**Problem to work on**.
Copy every line of the records that includes the word "rest".

═══ Exercise inputs

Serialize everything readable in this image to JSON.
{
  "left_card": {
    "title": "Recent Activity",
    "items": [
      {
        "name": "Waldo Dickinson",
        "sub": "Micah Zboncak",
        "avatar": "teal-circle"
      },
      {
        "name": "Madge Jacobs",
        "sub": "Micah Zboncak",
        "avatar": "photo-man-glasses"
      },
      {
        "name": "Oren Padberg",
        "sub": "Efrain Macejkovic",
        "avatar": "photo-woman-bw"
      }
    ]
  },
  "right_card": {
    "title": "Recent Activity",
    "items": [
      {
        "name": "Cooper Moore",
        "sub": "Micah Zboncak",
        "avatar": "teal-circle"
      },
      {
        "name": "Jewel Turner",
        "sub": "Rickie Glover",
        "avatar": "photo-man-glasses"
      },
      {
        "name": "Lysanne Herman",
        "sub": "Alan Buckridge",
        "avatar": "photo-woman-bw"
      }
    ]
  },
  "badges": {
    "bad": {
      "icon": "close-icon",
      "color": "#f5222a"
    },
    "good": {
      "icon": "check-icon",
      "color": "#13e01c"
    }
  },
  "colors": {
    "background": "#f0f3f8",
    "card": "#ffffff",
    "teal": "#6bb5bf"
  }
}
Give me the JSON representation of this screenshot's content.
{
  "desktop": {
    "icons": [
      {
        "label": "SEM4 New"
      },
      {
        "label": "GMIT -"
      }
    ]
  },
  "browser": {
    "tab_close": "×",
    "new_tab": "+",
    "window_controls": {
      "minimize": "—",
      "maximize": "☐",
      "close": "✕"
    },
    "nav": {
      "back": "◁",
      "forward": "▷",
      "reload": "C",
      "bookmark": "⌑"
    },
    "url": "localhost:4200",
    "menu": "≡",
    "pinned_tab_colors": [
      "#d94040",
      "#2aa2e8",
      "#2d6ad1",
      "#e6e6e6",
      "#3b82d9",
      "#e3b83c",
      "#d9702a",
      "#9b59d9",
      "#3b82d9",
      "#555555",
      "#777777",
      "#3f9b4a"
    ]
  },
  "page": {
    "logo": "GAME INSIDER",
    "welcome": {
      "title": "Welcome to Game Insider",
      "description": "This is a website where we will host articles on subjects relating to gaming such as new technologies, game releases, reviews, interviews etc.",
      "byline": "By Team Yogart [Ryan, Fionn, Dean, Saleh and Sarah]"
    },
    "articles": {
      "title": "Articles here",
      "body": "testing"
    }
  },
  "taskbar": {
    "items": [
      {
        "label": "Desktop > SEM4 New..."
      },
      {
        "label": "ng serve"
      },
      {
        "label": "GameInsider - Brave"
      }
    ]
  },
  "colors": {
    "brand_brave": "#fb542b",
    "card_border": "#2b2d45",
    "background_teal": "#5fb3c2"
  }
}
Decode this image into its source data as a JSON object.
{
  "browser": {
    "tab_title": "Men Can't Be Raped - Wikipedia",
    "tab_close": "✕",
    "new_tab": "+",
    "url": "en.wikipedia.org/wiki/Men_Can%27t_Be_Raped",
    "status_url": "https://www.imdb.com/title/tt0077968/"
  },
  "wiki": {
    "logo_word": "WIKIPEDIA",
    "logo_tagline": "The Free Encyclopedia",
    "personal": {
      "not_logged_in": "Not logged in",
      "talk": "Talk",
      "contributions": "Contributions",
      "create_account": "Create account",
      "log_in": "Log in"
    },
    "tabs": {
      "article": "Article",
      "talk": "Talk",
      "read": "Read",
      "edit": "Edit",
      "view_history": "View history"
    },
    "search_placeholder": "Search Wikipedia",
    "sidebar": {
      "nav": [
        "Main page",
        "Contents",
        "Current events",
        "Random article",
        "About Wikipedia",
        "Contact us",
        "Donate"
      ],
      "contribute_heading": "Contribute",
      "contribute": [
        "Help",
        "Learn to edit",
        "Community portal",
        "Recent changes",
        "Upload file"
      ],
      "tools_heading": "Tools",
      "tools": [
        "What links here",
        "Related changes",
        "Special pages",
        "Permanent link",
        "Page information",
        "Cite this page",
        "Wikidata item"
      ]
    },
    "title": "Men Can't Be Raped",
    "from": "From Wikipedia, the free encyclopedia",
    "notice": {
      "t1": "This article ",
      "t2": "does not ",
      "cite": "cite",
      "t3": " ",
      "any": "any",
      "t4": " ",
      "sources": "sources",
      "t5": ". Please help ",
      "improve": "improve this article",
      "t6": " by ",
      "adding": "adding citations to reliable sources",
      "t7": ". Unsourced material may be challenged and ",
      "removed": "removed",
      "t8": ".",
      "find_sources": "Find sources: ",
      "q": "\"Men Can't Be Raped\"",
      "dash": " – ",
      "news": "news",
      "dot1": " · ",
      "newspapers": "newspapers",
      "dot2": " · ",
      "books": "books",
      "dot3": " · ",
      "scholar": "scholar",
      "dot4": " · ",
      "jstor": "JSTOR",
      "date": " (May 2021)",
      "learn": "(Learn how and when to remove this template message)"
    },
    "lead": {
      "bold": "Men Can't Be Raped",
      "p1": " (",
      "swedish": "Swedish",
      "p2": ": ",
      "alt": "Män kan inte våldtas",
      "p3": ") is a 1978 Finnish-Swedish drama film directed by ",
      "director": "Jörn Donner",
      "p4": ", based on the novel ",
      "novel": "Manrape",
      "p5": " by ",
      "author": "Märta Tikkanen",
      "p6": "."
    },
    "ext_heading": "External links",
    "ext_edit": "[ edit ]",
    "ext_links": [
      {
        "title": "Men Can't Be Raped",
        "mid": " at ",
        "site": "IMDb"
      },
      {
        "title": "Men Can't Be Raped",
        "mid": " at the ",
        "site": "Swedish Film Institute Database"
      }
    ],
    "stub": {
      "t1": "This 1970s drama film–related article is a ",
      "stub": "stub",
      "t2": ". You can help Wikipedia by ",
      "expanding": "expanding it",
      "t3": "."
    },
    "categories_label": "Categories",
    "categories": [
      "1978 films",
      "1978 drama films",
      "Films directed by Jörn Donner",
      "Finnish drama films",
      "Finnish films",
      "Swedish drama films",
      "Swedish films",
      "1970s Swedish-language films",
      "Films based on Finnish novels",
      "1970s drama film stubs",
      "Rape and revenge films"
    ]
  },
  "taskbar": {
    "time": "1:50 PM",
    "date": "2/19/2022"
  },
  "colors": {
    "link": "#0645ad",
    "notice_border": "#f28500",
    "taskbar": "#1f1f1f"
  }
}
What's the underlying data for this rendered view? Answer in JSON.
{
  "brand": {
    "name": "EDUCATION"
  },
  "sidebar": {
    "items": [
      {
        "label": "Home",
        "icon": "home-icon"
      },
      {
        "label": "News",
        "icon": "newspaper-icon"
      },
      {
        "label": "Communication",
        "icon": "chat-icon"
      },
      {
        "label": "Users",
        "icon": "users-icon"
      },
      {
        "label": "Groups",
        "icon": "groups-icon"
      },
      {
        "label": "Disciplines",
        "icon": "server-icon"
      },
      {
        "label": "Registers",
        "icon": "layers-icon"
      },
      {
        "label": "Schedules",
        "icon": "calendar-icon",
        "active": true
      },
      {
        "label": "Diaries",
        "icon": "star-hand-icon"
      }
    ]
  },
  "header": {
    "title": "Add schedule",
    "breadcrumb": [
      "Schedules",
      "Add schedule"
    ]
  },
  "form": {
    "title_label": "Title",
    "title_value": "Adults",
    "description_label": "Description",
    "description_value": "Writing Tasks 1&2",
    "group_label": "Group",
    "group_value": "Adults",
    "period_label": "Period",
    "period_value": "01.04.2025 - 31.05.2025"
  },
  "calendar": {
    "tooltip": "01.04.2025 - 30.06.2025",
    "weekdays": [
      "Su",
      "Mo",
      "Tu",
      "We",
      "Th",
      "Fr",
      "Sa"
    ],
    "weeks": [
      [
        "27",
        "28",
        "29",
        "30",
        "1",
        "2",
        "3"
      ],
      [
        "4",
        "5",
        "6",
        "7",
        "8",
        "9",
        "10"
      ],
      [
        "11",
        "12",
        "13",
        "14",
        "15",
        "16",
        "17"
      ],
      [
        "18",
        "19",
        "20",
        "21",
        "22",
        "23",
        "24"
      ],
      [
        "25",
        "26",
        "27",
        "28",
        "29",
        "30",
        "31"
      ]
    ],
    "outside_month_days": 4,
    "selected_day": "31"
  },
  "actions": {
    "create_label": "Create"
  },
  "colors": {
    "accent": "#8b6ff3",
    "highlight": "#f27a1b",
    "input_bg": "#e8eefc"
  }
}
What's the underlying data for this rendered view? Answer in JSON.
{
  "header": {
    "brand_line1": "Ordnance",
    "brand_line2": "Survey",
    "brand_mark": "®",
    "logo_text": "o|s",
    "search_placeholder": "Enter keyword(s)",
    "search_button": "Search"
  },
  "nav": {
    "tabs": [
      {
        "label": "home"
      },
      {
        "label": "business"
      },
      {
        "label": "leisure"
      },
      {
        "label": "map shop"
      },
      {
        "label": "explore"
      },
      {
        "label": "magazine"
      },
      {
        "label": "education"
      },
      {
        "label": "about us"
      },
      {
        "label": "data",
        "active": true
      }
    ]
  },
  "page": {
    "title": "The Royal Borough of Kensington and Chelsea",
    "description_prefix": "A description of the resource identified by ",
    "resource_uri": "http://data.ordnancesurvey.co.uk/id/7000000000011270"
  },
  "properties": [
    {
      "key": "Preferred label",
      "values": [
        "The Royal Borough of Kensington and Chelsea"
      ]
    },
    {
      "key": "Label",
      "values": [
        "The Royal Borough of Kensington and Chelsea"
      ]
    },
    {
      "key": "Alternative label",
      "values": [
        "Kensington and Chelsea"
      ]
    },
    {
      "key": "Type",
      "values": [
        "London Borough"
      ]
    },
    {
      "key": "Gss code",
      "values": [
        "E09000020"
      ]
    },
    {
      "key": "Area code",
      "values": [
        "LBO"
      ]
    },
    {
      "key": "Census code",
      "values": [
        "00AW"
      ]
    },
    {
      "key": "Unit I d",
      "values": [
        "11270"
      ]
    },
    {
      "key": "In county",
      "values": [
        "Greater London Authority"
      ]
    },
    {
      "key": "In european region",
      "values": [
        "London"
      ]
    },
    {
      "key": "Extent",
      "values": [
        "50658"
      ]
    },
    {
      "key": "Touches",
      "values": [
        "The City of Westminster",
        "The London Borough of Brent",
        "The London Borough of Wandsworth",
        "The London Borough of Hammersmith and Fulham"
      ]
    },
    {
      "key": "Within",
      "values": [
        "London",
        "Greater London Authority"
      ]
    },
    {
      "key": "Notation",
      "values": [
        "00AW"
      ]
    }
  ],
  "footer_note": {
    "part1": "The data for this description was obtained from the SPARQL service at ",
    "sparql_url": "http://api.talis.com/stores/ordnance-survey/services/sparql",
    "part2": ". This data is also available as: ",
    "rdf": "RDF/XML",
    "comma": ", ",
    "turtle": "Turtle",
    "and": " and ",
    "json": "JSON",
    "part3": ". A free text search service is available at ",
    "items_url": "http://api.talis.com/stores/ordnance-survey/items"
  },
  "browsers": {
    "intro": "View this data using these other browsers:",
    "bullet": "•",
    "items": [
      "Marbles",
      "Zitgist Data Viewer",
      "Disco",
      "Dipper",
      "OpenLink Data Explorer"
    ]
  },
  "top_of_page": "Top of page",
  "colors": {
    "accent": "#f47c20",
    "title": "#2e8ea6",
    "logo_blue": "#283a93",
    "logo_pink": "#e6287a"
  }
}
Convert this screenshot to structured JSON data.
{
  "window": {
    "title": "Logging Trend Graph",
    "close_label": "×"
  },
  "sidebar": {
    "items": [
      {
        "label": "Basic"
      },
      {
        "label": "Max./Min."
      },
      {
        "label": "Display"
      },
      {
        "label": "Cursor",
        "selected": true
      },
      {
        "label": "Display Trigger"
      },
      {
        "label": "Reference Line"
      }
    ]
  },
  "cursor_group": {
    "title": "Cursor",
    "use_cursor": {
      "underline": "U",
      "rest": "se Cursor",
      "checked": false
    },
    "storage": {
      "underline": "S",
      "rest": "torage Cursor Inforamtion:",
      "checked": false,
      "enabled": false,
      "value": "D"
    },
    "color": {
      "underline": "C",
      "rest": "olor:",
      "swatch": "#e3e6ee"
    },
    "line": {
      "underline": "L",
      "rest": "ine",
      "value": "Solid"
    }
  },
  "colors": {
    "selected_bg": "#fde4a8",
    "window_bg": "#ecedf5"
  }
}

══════

**Answer box**.
      "rest": "se Cursor",
      "rest": "torage Cursor Inforamtion:",
      "rest": "olor:",
      "rest": "ine",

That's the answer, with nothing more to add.